### Assignment:
Setting aside any pictures, reproduce the data exactly.

App and web page records:
****************
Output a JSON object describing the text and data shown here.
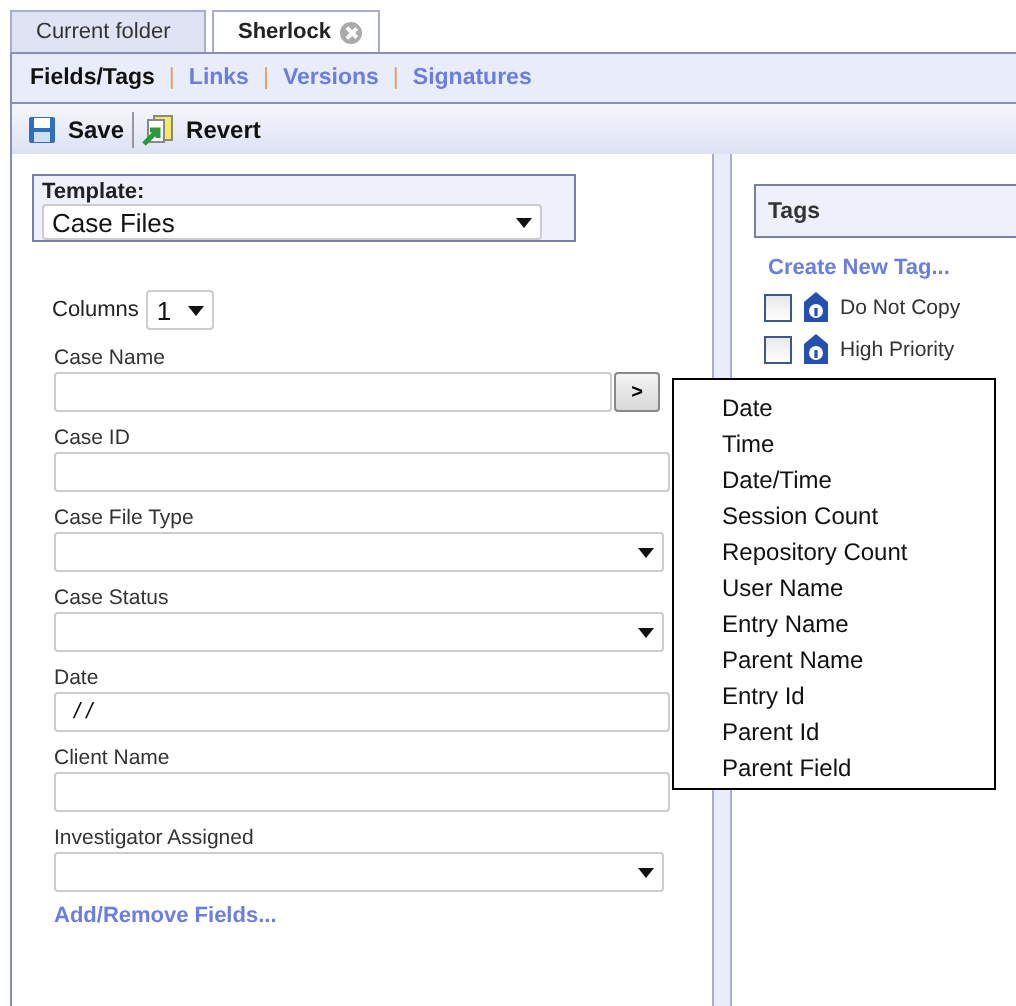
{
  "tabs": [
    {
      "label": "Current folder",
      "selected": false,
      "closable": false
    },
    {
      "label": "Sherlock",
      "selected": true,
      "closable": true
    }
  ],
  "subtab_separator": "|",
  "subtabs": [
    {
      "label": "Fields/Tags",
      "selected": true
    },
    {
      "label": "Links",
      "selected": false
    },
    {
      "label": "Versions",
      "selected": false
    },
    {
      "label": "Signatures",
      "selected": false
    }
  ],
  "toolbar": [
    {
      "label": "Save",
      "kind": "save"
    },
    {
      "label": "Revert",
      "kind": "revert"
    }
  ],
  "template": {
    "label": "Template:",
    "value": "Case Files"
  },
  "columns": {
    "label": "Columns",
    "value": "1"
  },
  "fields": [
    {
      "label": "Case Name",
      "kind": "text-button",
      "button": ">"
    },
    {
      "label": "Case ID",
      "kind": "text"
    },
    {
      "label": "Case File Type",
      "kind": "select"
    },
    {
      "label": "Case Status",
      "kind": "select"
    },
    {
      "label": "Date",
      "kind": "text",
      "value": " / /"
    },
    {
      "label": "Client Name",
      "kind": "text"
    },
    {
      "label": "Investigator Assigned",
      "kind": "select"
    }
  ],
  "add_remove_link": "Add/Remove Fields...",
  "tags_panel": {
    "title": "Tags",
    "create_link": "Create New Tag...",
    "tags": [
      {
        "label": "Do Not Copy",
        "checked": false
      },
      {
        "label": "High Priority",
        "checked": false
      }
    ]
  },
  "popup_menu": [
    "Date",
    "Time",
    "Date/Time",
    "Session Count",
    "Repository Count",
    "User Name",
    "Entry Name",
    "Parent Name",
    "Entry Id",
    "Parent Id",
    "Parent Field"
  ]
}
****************
### Output below:
Output a JSON object describing the text and data shown here.
{
  "tabs": [
    {
      "label": "Current folder",
      "selected": false,
      "closable": false
    },
    {
      "label": "Sherlock",
      "selected": true,
      "closable": true
    }
  ],
  "subtab_separator": "|",
  "subtabs": [
    {
      "label": "Fields/Tags",
      "selected": true
    },
    {
      "label": "Links",
      "selected": false
    },
    {
      "label": "Versions",
      "selected": false
    },
    {
      "label": "Signatures",
      "selected": false
    }
  ],
  "toolbar": [
    {
      "label": "Save",
      "kind": "save"
    },
    {
      "label": "Revert",
      "kind": "revert"
    }
  ],
  "template": {
    "label": "Template:",
    "value": "Case Files"
  },
  "columns": {
    "label": "Columns",
    "value": "1"
  },
  "fields": [
    {
      "label": "Case Name",
      "kind": "text-button",
      "button": ">"
    },
    {
      "label": "Case ID",
      "kind": "text"
    },
    {
      "label": "Case File Type",
      "kind": "select"
    },
    {
      "label": "Case Status",
      "kind": "select"
    },
    {
      "label": "Date",
      "kind": "text",
      "value": " / /"
    },
    {
      "label": "Client Name",
      "kind": "text"
    },
    {
      "label": "Investigator Assigned",
      "kind": "select"
    }
  ],
  "add_remove_link": "Add/Remove Fields...",
  "tags_panel": {
    "title": "Tags",
    "create_link": "Create New Tag...",
    "tags": [
      {
        "label": "Do Not Copy",
        "checked": false
      },
      {
        "label": "High Priority",
        "checked": false
      }
    ]
  },
  "popup_menu": [
    "Date",
    "Time",
    "Date/Time",
    "Session Count",
    "Repository Count",
    "User Name",
    "Entry Name",
    "Parent Name",
    "Entry Id",
    "Parent Id",
    "Parent Field"
  ]
}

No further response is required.